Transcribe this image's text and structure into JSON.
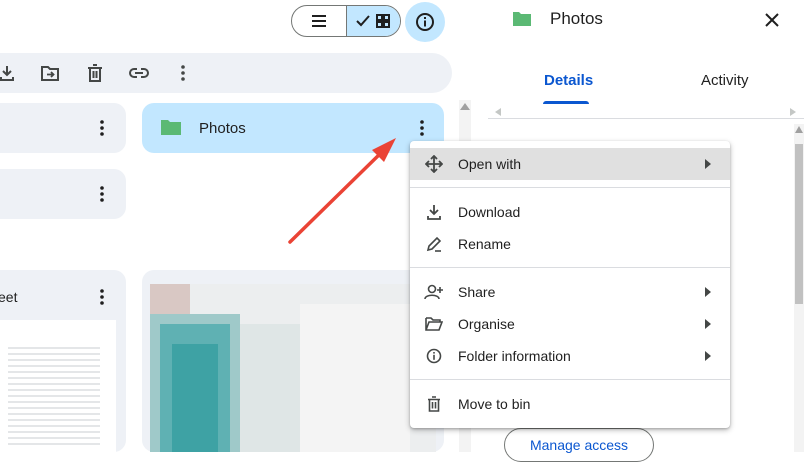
{
  "panel": {
    "title": "Photos",
    "tabs": [
      {
        "label": "Details",
        "active": true
      },
      {
        "label": "Activity",
        "active": false
      }
    ],
    "manage_access_label": "Manage access"
  },
  "cards": {
    "selected_folder_label": "Photos",
    "partial_file_label": "eet"
  },
  "toolbar": {
    "icons": [
      "download-icon",
      "move-to-folder-icon",
      "delete-icon",
      "link-icon",
      "more-vert-icon"
    ]
  },
  "view_toggle": {
    "options": [
      "list-view-icon",
      "grid-view-icon"
    ],
    "selected": "grid-view-icon"
  },
  "context_menu": {
    "items": [
      {
        "label": "Open with",
        "icon": "move-arrows-icon",
        "submenu": true,
        "hovered": true
      },
      {
        "label": "Download",
        "icon": "download-icon",
        "submenu": false
      },
      {
        "label": "Rename",
        "icon": "rename-pencil-icon",
        "submenu": false
      },
      {
        "label": "Share",
        "icon": "person-add-icon",
        "submenu": true
      },
      {
        "label": "Organise",
        "icon": "folder-open-icon",
        "submenu": true
      },
      {
        "label": "Folder information",
        "icon": "info-icon",
        "submenu": true
      },
      {
        "label": "Move to bin",
        "icon": "trash-icon",
        "submenu": false
      }
    ]
  },
  "colors": {
    "selected_bg": "#c2e7ff",
    "card_bg": "#eef1f6",
    "accent_blue": "#0b57d0",
    "folder_green": "#5bb974",
    "annotation_red": "#ea4335"
  }
}
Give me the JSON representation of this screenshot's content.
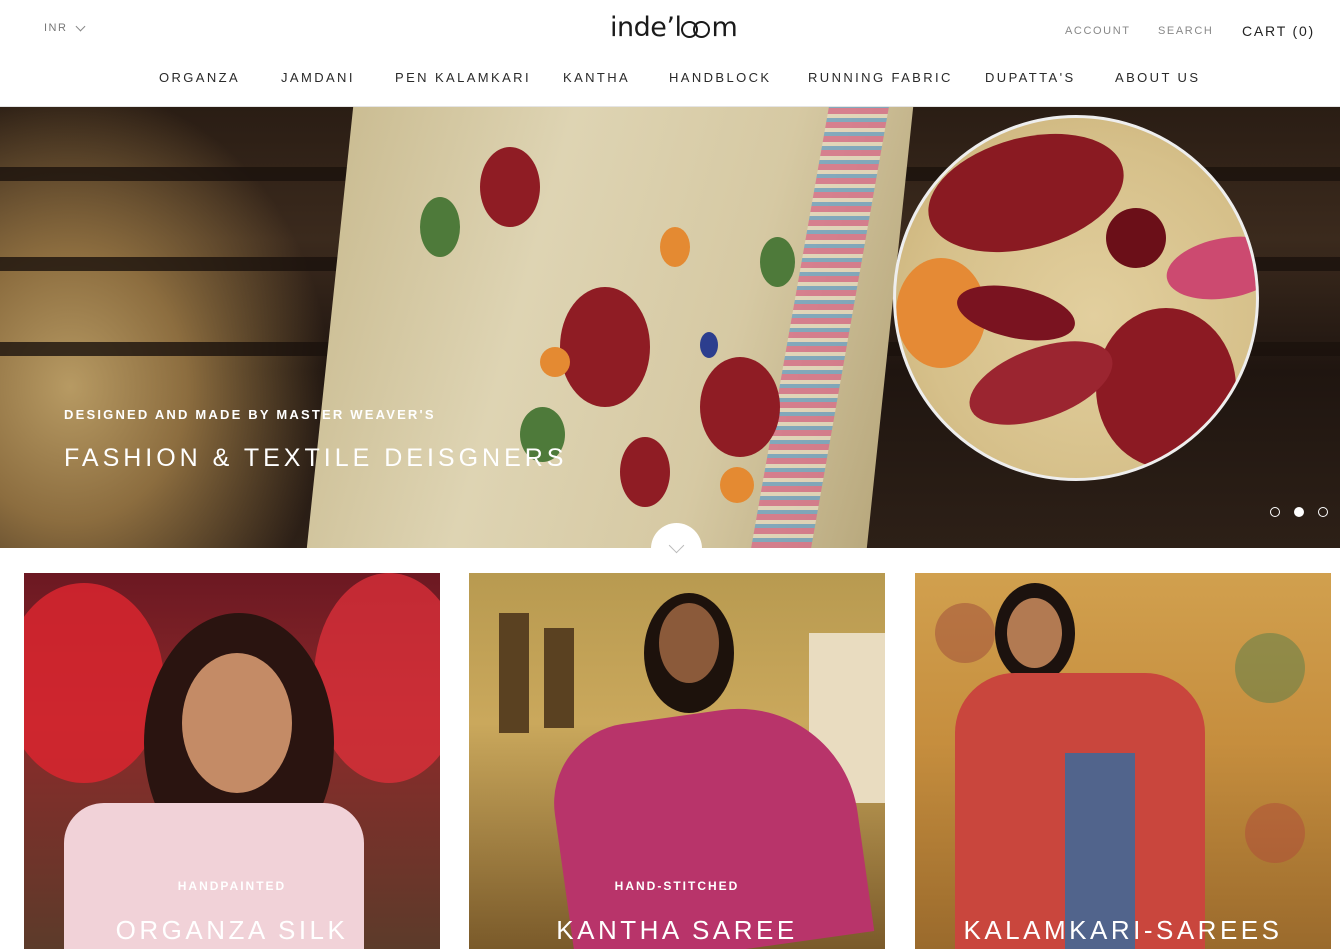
{
  "header": {
    "currency": "INR",
    "logo_text": [
      "inde",
      "’",
      "l",
      "m"
    ],
    "account": "ACCOUNT",
    "search": "SEARCH",
    "cart": "CART (0)"
  },
  "nav": {
    "items": [
      {
        "label": "ORGANZA"
      },
      {
        "label": "JAMDANI"
      },
      {
        "label": "PEN KALAMKARI"
      },
      {
        "label": "KANTHA"
      },
      {
        "label": "HANDBLOCK"
      },
      {
        "label": "RUNNING FABRIC"
      },
      {
        "label": "DUPATTA'S"
      },
      {
        "label": "ABOUT US"
      }
    ]
  },
  "hero": {
    "subtitle": "DESIGNED AND MADE BY MASTER WEAVER'S",
    "title": "FASHION & TEXTILE DEISGNERS",
    "slides": 3,
    "active_slide": 2
  },
  "collections": [
    {
      "subtitle": "HANDPAINTED",
      "title": "ORGANZA SILK"
    },
    {
      "subtitle": "HAND-STITCHED",
      "title": "KANTHA SAREE"
    },
    {
      "subtitle": "",
      "title": "KALAMKARI-SAREES"
    }
  ],
  "icons": {
    "currency_toggle": "chevron-down-icon",
    "scroll_down": "chevron-down-icon"
  }
}
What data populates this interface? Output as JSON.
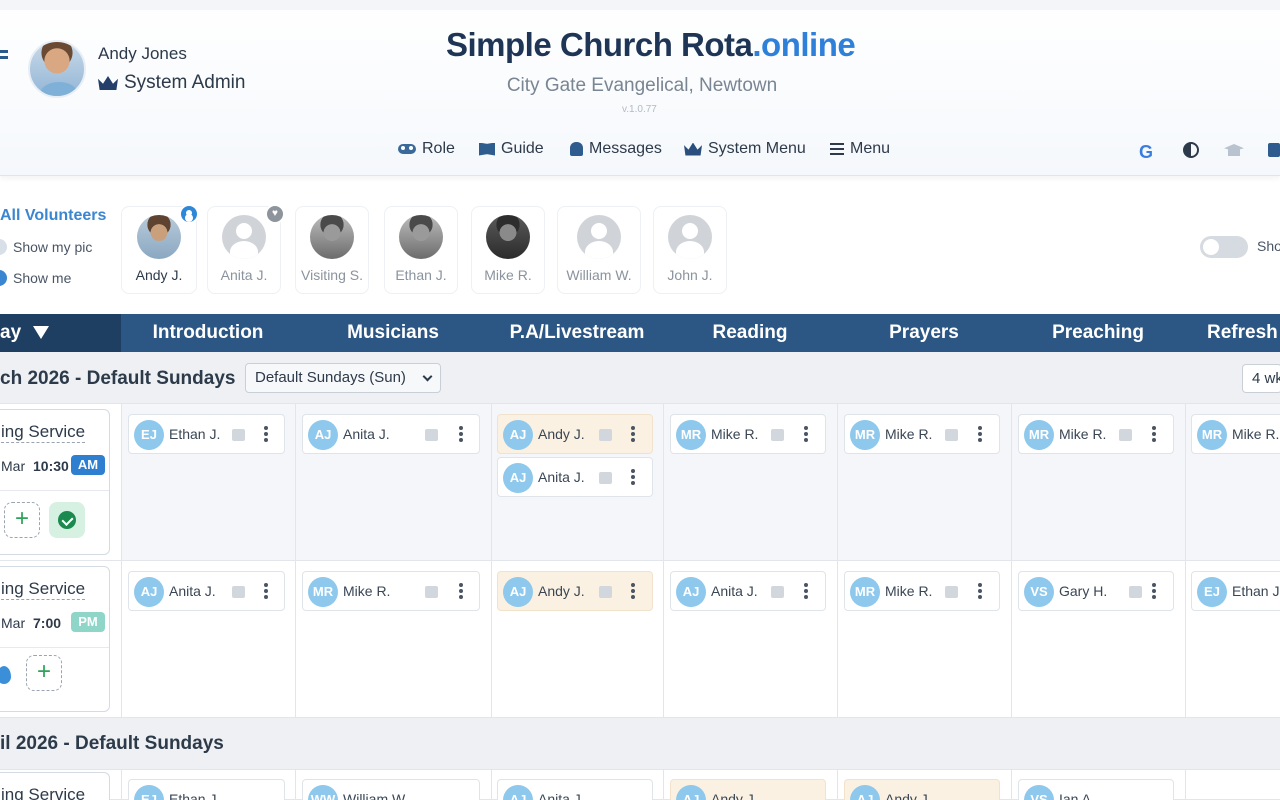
{
  "header": {
    "user_name": "Andy Jones",
    "user_role": "System Admin",
    "brand_main": "Simple Church Rota",
    "brand_accent": ".online",
    "church": "City Gate Evangelical, Newtown",
    "version": "v.1.0.77",
    "nav": [
      {
        "label": "Role",
        "icon": "role-icon"
      },
      {
        "label": "Guide",
        "icon": "book-icon"
      },
      {
        "label": "Messages",
        "icon": "bell-icon"
      },
      {
        "label": "System Menu",
        "icon": "crown-icon"
      },
      {
        "label": "Menu",
        "icon": "menu-icon"
      }
    ],
    "tools": {
      "google": "G"
    }
  },
  "volunteers": {
    "all_label": "All Volunteers",
    "show_pic_label": "Show my pic",
    "show_me_label": "Show me",
    "toggle_label": "Show",
    "people": [
      "Andy J.",
      "Anita J.",
      "Visiting S.",
      "Ethan J.",
      "Mike R.",
      "William W.",
      "John J."
    ]
  },
  "roles_header": {
    "day_label": "ay",
    "roles": [
      "Introduction",
      "Musicians",
      "P.A/Livestream",
      "Reading",
      "Prayers",
      "Preaching",
      "Refresh"
    ]
  },
  "periods": [
    {
      "title": "ch 2026 - Default Sundays",
      "select": "Default Sundays (Sun)",
      "weeks": "4 wk"
    },
    {
      "title": "il 2026 - Default Sundays"
    }
  ],
  "services": [
    {
      "name": "ing Service",
      "date": "Mar",
      "time": "10:30",
      "ampm": "AM",
      "assignments": [
        [
          {
            "initials": "EJ",
            "name": "Ethan J."
          }
        ],
        [
          {
            "initials": "AJ",
            "name": "Anita J."
          }
        ],
        [
          {
            "initials": "AJ",
            "name": "Andy J."
          },
          {
            "initials": "AJ",
            "name": "Anita J."
          }
        ],
        [
          {
            "initials": "MR",
            "name": "Mike R."
          }
        ],
        [
          {
            "initials": "MR",
            "name": "Mike R."
          }
        ],
        [
          {
            "initials": "MR",
            "name": "Mike R."
          }
        ],
        [
          {
            "initials": "MR",
            "name": "Mike R."
          }
        ]
      ]
    },
    {
      "name": "ing Service",
      "date": "Mar",
      "time": "7:00",
      "ampm": "PM",
      "assignments": [
        [
          {
            "initials": "AJ",
            "name": "Anita J."
          }
        ],
        [
          {
            "initials": "MR",
            "name": "Mike R."
          }
        ],
        [
          {
            "initials": "AJ",
            "name": "Andy J."
          }
        ],
        [
          {
            "initials": "AJ",
            "name": "Anita J."
          }
        ],
        [
          {
            "initials": "MR",
            "name": "Mike R."
          }
        ],
        [
          {
            "initials": "VS",
            "name": "Gary H."
          }
        ],
        [
          {
            "initials": "EJ",
            "name": "Ethan J."
          }
        ]
      ]
    },
    {
      "name": "ing Service",
      "assignments": [
        [
          {
            "initials": "EJ",
            "name": "Ethan J."
          }
        ],
        [
          {
            "initials": "WW",
            "name": "William W."
          }
        ],
        [
          {
            "initials": "AJ",
            "name": "Anita J."
          }
        ],
        [
          {
            "initials": "AJ",
            "name": "Andy J."
          }
        ],
        [
          {
            "initials": "AJ",
            "name": "Andy J."
          }
        ],
        [
          {
            "initials": "VS",
            "name": "Ian A."
          }
        ]
      ]
    }
  ],
  "colors": {
    "primary": "#2c5784",
    "accent": "#2f80d8",
    "am": "#2e7fd0",
    "pm": "#8fd6c8",
    "mine": "#fbf1e2"
  }
}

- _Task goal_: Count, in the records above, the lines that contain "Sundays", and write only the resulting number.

- _Your solution_: 3